This month sees the opening of Hull Truck’s new, 15m, state-of-the-art theatre, right in the heart of the Yorkshire city. Gone is the leaky old tin shed where John Godber, playwright of the people, produced some of his best plays; in comes an ambitious two-auditorium venue. Over in Sheffield, meanwhile, the 15m restoration of the Crucible theatre will be completed later this year; actor Daniel Evans was recently appointed its new artistic director, following in the footsteps of Sam West and Michael Grandage. The 60m Curve theatre in Leicester, a glass culture palace, opened to huge fanfare in December last year.
The last few years have been a boom time for regional theatre buildings, but has it been a boom time for regional theatre itself? Behind the glossy new facades, there are growing concerns: resources are increasingly limited, and theatre-making has changed beyond recognition. A rising generation of artists and companies (Punchdrunk, Dreamthinkspeak, Kneehigh) have freed themselves from the constraints of formal theatre spaces, worked with new technologies, and built a relationship with audiences that is a world away from people sitting quietly in the stalls while actors command the stage. Where do today’s regional theatres fit into all this? New buildings take a long time to plan and build: is there a risk that some theatres will be obsolete by the time they open their doors?
There is an argument that the regions are the prime training ground of the theatre industry. This is as outmoded as the idea that working on a regional newspaper serves as an apprenticeship for Fleet Street. Directors such as Katie Mitchell, Felix Barrett and Thea Sharrock, and actors such as Dominic Cooper, Rory Kinnear and Kelly Reilly, are just some of the many who have forged successful careers without venturing far from London. Many actors’ agents much prefer their clients to take a role at a fashionable London fringe venue, where they might be spotted for a lucrative TV series, than a lead at a regional theatre, where casting directors never venture.

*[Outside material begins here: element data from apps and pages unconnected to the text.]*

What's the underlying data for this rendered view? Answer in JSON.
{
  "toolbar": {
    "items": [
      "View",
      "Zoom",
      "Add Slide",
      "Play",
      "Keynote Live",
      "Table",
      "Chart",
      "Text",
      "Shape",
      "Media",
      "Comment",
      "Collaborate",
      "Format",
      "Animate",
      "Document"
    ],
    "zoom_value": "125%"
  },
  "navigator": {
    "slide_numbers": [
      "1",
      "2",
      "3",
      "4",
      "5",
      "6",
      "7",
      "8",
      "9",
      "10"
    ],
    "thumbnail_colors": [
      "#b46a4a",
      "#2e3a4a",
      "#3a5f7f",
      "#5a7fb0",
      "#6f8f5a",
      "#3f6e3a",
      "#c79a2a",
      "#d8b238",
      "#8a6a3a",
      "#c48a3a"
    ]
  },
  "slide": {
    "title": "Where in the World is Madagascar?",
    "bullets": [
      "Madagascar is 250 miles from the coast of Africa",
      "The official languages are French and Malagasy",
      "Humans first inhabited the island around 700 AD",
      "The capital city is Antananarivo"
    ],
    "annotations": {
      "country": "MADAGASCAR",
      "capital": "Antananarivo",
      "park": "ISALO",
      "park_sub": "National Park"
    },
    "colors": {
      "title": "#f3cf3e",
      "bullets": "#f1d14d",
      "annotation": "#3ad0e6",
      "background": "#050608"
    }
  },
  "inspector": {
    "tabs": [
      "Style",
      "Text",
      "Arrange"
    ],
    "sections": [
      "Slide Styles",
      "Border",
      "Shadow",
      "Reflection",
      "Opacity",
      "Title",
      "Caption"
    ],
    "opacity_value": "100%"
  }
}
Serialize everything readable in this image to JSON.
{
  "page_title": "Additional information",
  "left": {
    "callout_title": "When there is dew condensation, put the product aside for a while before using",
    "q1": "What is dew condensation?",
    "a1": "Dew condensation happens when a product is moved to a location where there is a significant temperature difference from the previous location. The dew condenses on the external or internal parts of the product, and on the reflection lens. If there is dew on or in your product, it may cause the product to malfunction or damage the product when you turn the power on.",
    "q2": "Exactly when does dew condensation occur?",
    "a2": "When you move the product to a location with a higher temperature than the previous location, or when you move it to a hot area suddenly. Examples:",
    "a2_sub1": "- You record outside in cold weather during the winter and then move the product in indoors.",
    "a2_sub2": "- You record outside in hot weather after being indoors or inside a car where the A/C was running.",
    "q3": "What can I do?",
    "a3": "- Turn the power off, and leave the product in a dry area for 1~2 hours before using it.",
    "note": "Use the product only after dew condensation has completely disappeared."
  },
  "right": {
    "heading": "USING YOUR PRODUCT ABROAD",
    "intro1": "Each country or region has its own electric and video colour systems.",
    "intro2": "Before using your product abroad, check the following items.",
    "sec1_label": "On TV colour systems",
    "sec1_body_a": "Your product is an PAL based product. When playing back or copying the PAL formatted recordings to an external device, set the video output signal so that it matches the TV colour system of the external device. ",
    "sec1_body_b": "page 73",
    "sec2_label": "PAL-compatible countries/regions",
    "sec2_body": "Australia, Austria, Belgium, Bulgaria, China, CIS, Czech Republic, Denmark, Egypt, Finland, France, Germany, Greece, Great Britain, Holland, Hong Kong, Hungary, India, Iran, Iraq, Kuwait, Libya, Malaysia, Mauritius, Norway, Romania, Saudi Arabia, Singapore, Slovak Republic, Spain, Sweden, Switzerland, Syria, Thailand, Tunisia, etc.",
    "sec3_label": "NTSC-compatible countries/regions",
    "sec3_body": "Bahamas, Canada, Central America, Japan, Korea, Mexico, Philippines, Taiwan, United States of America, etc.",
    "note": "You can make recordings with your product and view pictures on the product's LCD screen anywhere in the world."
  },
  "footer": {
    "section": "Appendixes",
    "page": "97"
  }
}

So if these theatres are no longer at the heart of training, and are increasingly expensive to run, do they still serve a purpose in our theatre culture? I, along with the very large swathes of the population they serve, would say a resounding yes. But it’s a yes that comes with a proviso: these buildings and their management need to recognise that British theatre is changing. The old idea of a regional theatre as the flagship around which the rest of the city revolves is dying; it is now only one element in a flotilla of activity. If these buildings want to keep their place in our theatre culture, they need to breathe out – and engage a wider community – as well as in.
In some cases, this will require a change not just in attitude but in operation. If a commercial producer can put together a hugely successful regional tour such as the current McKellen-Stewart Waiting for Godot, why can’t regional theatres collaborate on something similar? There are obvious financial as well as artistic benefits. A theatre such as the Drum in Plymouth has successfully nurtured new artists and new audiences. Philip Ridley’s controversial Mercury Fur, starring Ben Whishaw, caused outrage when it came to London, but Drum audiences took its graphic sexual violence in their stride. Why can’t other theatres be as bold? What is subsidy for, if not to encourage risk?